*** AVAILABLE RECORDS ***
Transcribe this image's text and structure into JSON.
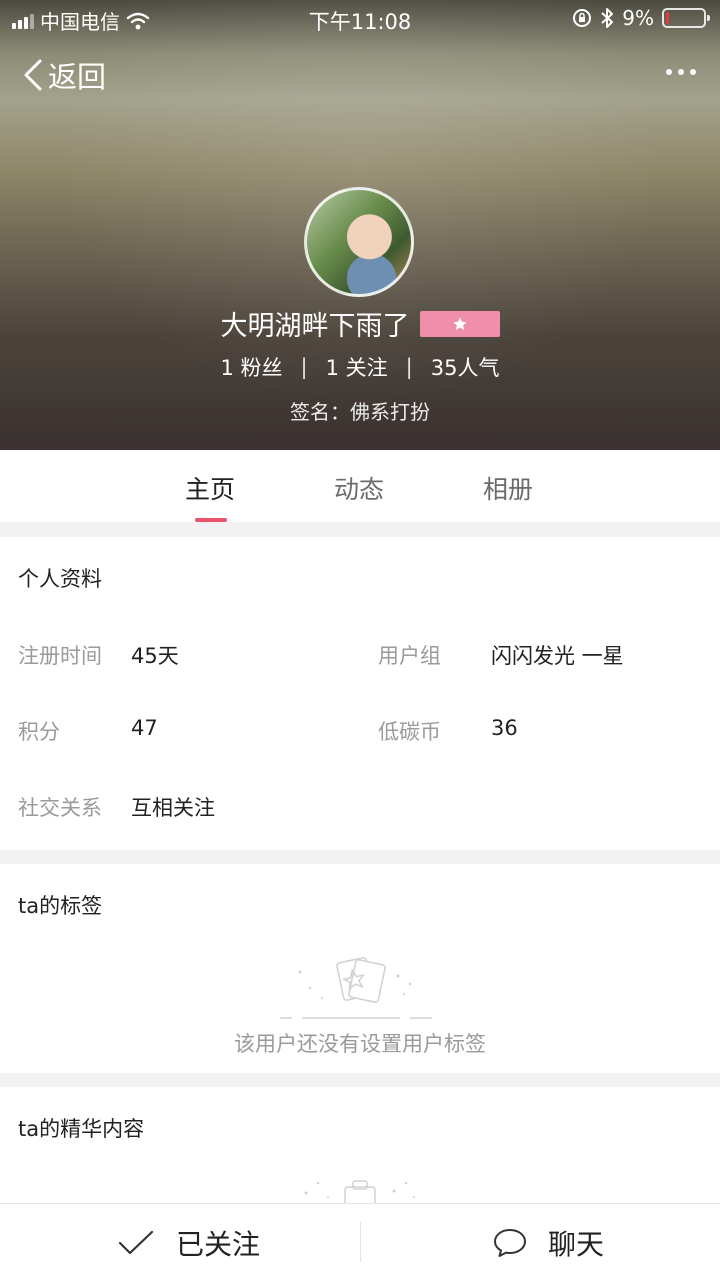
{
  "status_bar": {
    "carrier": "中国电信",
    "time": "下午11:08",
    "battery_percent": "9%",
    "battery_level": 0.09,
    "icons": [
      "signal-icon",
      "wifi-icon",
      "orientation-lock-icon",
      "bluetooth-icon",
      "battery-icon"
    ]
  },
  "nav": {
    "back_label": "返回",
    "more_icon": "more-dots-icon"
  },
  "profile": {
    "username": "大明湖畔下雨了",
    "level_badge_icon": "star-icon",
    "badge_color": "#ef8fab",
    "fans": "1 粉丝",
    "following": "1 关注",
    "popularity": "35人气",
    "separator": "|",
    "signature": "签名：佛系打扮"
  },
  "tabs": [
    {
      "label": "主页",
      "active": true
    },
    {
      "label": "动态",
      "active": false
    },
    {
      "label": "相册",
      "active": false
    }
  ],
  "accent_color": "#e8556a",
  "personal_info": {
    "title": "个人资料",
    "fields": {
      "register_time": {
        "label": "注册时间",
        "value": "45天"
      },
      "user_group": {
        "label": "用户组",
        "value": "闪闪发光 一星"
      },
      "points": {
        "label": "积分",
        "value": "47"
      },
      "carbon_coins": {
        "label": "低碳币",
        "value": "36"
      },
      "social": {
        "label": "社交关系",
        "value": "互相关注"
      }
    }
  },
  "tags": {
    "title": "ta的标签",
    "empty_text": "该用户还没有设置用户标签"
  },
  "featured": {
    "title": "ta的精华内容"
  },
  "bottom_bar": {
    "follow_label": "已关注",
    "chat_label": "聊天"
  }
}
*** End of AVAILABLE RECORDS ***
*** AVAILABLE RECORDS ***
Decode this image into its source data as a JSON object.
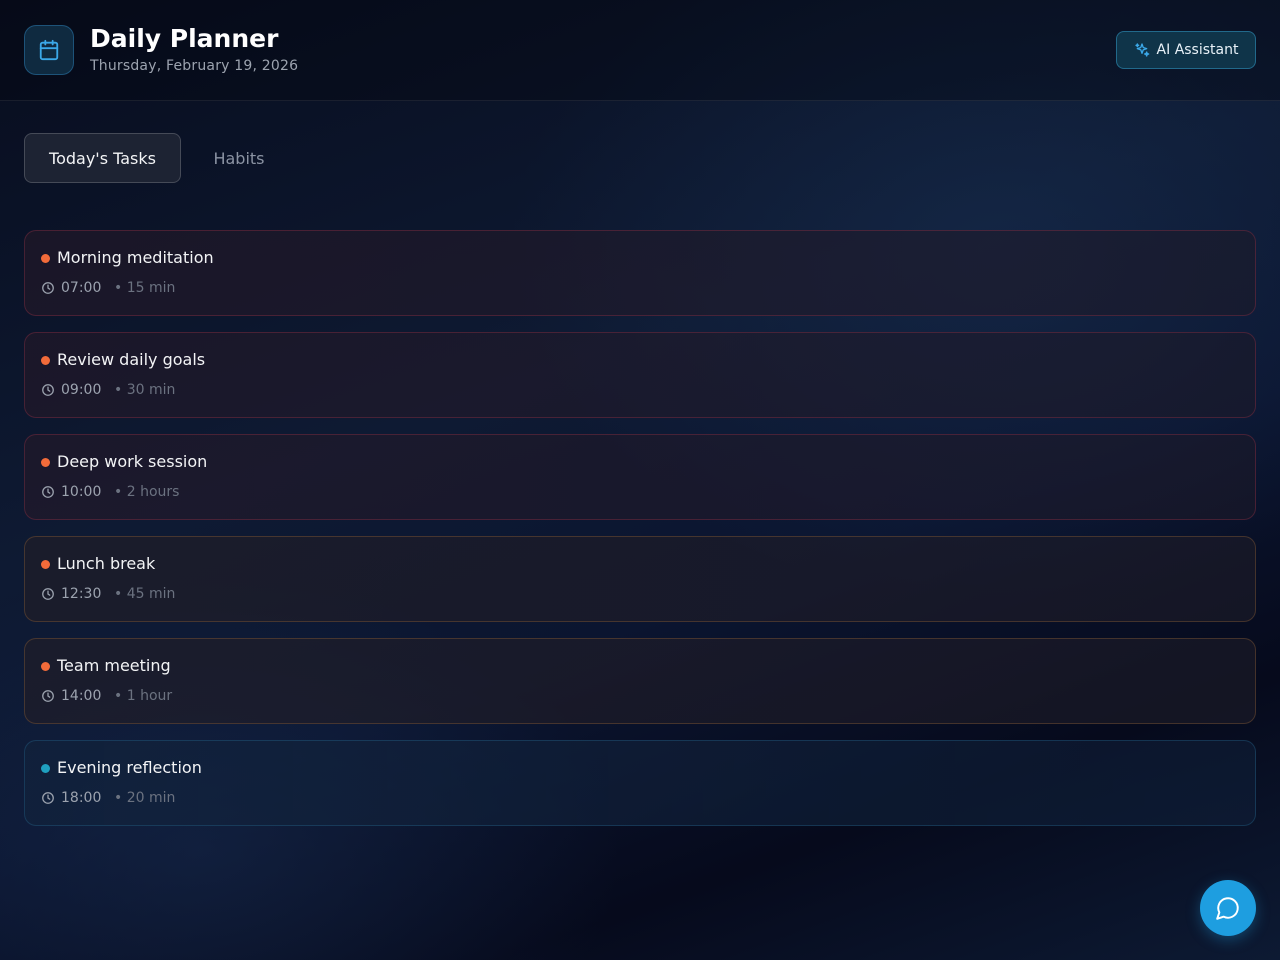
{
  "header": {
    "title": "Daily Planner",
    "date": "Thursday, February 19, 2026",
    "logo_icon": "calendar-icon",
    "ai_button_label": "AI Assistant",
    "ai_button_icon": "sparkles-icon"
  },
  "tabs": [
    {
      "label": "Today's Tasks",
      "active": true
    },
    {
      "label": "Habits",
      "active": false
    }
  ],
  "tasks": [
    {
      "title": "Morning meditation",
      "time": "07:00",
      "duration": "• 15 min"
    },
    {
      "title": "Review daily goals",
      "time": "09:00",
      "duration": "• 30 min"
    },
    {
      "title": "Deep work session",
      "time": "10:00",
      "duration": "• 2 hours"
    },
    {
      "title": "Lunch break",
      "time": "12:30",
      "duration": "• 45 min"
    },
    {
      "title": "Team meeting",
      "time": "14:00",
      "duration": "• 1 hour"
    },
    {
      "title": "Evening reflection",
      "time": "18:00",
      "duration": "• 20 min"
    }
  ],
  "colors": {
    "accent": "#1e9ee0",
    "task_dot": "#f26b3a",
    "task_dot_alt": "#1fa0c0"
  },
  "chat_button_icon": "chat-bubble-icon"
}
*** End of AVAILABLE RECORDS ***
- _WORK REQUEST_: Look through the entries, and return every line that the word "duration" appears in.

- _RESULT OF THE TASK_:
      "duration": "• 15 min"
      "duration": "• 30 min"
      "duration": "• 2 hours"
      "duration": "• 45 min"
      "duration": "• 1 hour"
      "duration": "• 20 min"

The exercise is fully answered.